Like the PPI reported yesterday, August's consumer price index (CPI) showed tame inflationary pressures, which could boost the chance for future rate cuts. Last month, the CPI edged 0.1% lower, marking the reading's first decline since October 2006. Economists were expecting the index to be unchanged. The core CPI, which leaves food and energy prices out of the equation, rose 0.2%, matching estimates.
Energy prices dropped 3.2% last month compared to July, with gasoline prices losing 4.9%. Electricity prices were unchanged. On the flip side, food prices were marginally higher, up 0.4% during the month. Elsewhere, clothing prices dropped 0.5% across the board and medical-care prices rose half a percentage point. Housing costs which comprise 40% of the CPI index were flat. Rent edged up 0.2%, and lodging away from the primary home dropped 0.6%.
Overall consumer inflation rose 2% on a year-over-year basis, with the core CPI gaining 2.1% compared to the same month a year ago. This is the core index's smallest year-over-year advance since September 2005. The Federal Reserve ostensibly has a comfort zone that tops out around the 2% mark.

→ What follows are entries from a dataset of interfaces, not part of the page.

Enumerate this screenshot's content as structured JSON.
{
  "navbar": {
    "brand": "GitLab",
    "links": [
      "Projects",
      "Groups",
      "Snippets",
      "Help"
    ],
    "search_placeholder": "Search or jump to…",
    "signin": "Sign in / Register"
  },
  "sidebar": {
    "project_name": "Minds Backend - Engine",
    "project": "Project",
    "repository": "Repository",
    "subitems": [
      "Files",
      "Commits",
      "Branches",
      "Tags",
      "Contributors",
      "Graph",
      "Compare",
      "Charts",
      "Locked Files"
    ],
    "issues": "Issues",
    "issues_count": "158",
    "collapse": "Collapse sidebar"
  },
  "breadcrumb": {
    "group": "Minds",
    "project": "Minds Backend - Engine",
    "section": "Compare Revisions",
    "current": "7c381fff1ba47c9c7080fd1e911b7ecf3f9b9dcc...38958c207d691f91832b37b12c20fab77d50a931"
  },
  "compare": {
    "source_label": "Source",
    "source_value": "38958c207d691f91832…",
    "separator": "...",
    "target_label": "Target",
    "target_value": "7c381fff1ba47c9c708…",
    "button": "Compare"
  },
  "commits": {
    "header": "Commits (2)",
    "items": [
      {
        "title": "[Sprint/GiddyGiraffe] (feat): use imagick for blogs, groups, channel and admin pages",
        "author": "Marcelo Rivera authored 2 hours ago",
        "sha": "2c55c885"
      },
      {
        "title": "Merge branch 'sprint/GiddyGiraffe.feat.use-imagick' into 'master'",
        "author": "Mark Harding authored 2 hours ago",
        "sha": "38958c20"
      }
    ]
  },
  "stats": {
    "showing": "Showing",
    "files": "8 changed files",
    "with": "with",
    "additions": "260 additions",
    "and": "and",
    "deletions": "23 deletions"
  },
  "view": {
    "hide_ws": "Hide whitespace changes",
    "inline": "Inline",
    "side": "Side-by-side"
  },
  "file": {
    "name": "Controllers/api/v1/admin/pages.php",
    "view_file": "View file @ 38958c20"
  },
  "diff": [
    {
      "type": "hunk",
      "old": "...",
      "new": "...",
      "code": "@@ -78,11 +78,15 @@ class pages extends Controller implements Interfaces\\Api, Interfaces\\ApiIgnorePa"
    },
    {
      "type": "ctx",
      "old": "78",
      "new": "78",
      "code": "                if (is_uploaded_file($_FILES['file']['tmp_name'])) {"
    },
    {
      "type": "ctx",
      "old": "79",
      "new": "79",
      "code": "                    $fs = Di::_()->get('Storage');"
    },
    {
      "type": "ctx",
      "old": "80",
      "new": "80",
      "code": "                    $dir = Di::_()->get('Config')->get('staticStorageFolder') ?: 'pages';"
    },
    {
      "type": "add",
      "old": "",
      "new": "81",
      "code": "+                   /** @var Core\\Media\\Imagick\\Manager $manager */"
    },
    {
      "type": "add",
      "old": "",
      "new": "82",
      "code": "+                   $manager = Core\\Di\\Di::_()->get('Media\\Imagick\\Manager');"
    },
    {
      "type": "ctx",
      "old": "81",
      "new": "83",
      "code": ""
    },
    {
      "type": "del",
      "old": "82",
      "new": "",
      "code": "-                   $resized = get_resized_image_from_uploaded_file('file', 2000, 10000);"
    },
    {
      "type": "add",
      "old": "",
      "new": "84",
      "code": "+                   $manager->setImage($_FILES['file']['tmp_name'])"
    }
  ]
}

In other economic news, the Labor Department noted that the average weekly earnings for U.S. workers (when adjusted for inflation) rose 0.5% last month. Average hourly earnings rose 0.3%, and average weekly hours themselves were flat.
Finally, housing starts dropped 2.6% in August to a seasonally adjusted annual rate of 1.331 million, the lowest level of starts since June 1995. But analysts were expecting an even wider decline of 3.7% to 1.330 million. This follows a 6.9% plunge in July, which was revised from the previously reported 6.1% drop. Building permits tumbled 5.9% last month, broader than the 3.4% decline expected on the Street.